Materials provided section start
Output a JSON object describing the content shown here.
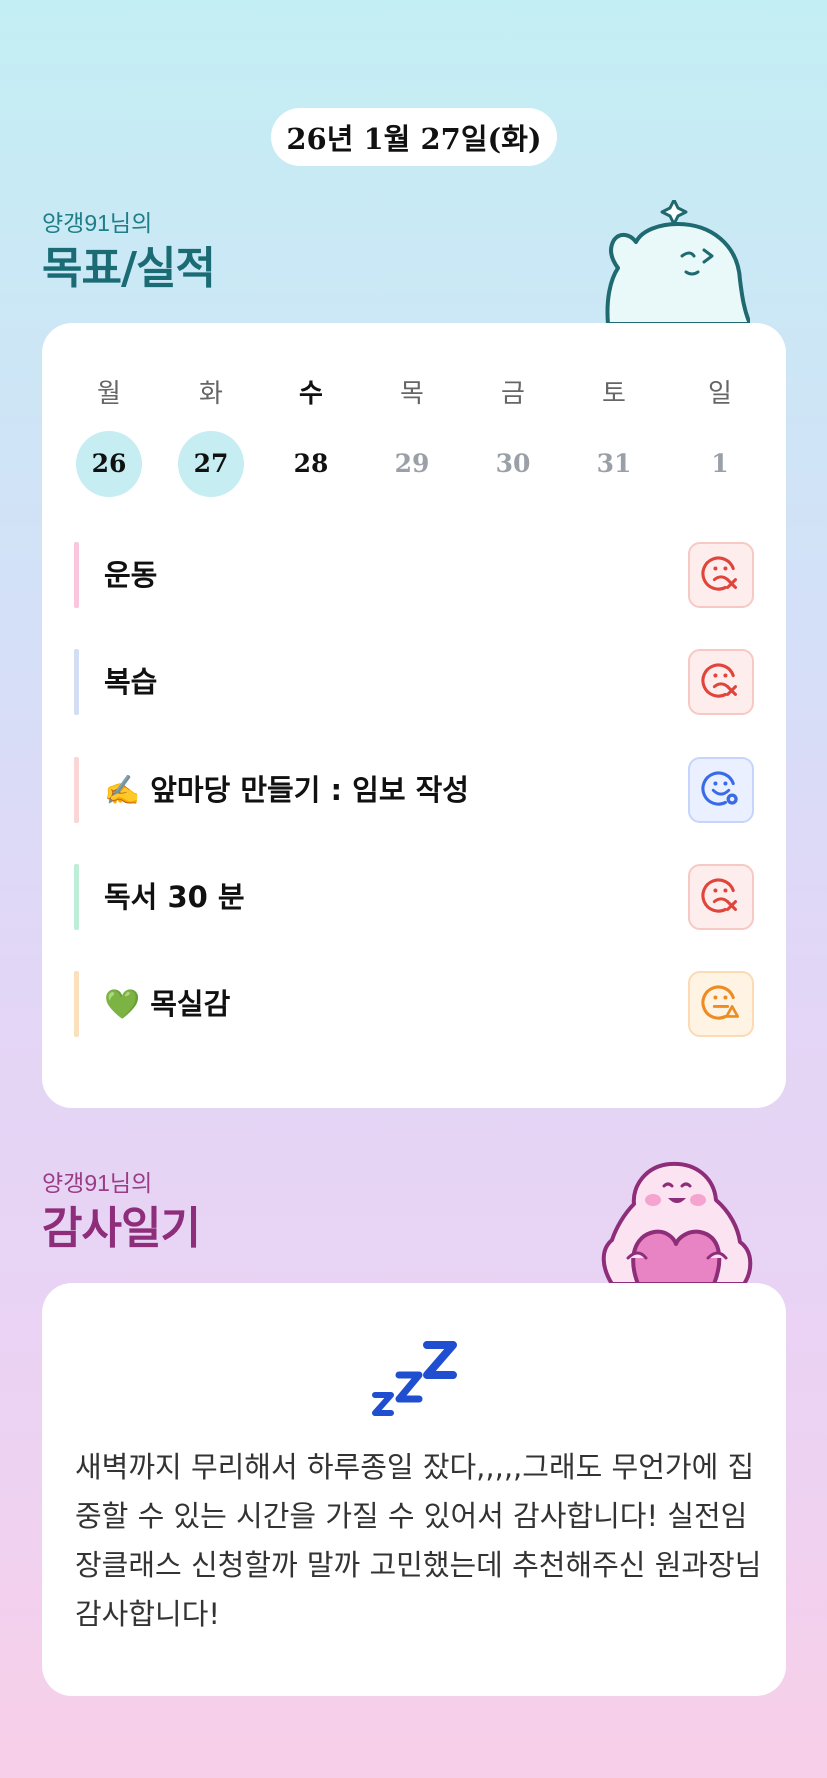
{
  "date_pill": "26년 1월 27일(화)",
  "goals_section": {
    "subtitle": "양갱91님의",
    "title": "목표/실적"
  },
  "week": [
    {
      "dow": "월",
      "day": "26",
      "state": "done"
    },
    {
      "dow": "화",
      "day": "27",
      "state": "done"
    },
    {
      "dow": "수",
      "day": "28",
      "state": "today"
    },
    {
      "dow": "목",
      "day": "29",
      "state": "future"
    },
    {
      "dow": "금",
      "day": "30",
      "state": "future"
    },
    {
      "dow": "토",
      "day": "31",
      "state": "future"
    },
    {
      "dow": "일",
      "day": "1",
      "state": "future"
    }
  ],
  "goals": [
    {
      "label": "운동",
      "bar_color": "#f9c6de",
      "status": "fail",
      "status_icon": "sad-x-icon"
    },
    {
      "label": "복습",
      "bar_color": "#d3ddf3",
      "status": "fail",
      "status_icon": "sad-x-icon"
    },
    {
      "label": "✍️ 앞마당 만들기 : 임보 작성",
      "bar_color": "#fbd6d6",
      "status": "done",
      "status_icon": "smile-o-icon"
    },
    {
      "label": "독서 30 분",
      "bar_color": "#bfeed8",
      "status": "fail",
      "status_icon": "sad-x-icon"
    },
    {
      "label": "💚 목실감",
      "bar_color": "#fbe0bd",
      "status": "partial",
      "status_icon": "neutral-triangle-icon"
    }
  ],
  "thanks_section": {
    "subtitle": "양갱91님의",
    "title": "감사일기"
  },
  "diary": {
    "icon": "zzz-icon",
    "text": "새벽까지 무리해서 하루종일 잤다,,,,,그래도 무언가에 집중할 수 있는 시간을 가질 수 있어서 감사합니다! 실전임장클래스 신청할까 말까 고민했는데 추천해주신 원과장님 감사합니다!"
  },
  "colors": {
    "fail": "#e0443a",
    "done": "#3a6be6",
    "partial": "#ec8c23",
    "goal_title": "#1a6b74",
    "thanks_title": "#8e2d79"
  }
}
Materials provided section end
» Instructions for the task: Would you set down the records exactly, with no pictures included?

» Answer box:
Output a JSON object describing the content shown here.
{
  "date_pill": "26년 1월 27일(화)",
  "goals_section": {
    "subtitle": "양갱91님의",
    "title": "목표/실적"
  },
  "week": [
    {
      "dow": "월",
      "day": "26",
      "state": "done"
    },
    {
      "dow": "화",
      "day": "27",
      "state": "done"
    },
    {
      "dow": "수",
      "day": "28",
      "state": "today"
    },
    {
      "dow": "목",
      "day": "29",
      "state": "future"
    },
    {
      "dow": "금",
      "day": "30",
      "state": "future"
    },
    {
      "dow": "토",
      "day": "31",
      "state": "future"
    },
    {
      "dow": "일",
      "day": "1",
      "state": "future"
    }
  ],
  "goals": [
    {
      "label": "운동",
      "bar_color": "#f9c6de",
      "status": "fail",
      "status_icon": "sad-x-icon"
    },
    {
      "label": "복습",
      "bar_color": "#d3ddf3",
      "status": "fail",
      "status_icon": "sad-x-icon"
    },
    {
      "label": "✍️ 앞마당 만들기 : 임보 작성",
      "bar_color": "#fbd6d6",
      "status": "done",
      "status_icon": "smile-o-icon"
    },
    {
      "label": "독서 30 분",
      "bar_color": "#bfeed8",
      "status": "fail",
      "status_icon": "sad-x-icon"
    },
    {
      "label": "💚 목실감",
      "bar_color": "#fbe0bd",
      "status": "partial",
      "status_icon": "neutral-triangle-icon"
    }
  ],
  "thanks_section": {
    "subtitle": "양갱91님의",
    "title": "감사일기"
  },
  "diary": {
    "icon": "zzz-icon",
    "text": "새벽까지 무리해서 하루종일 잤다,,,,,그래도 무언가에 집중할 수 있는 시간을 가질 수 있어서 감사합니다! 실전임장클래스 신청할까 말까 고민했는데 추천해주신 원과장님 감사합니다!"
  },
  "colors": {
    "fail": "#e0443a",
    "done": "#3a6be6",
    "partial": "#ec8c23",
    "goal_title": "#1a6b74",
    "thanks_title": "#8e2d79"
  }
}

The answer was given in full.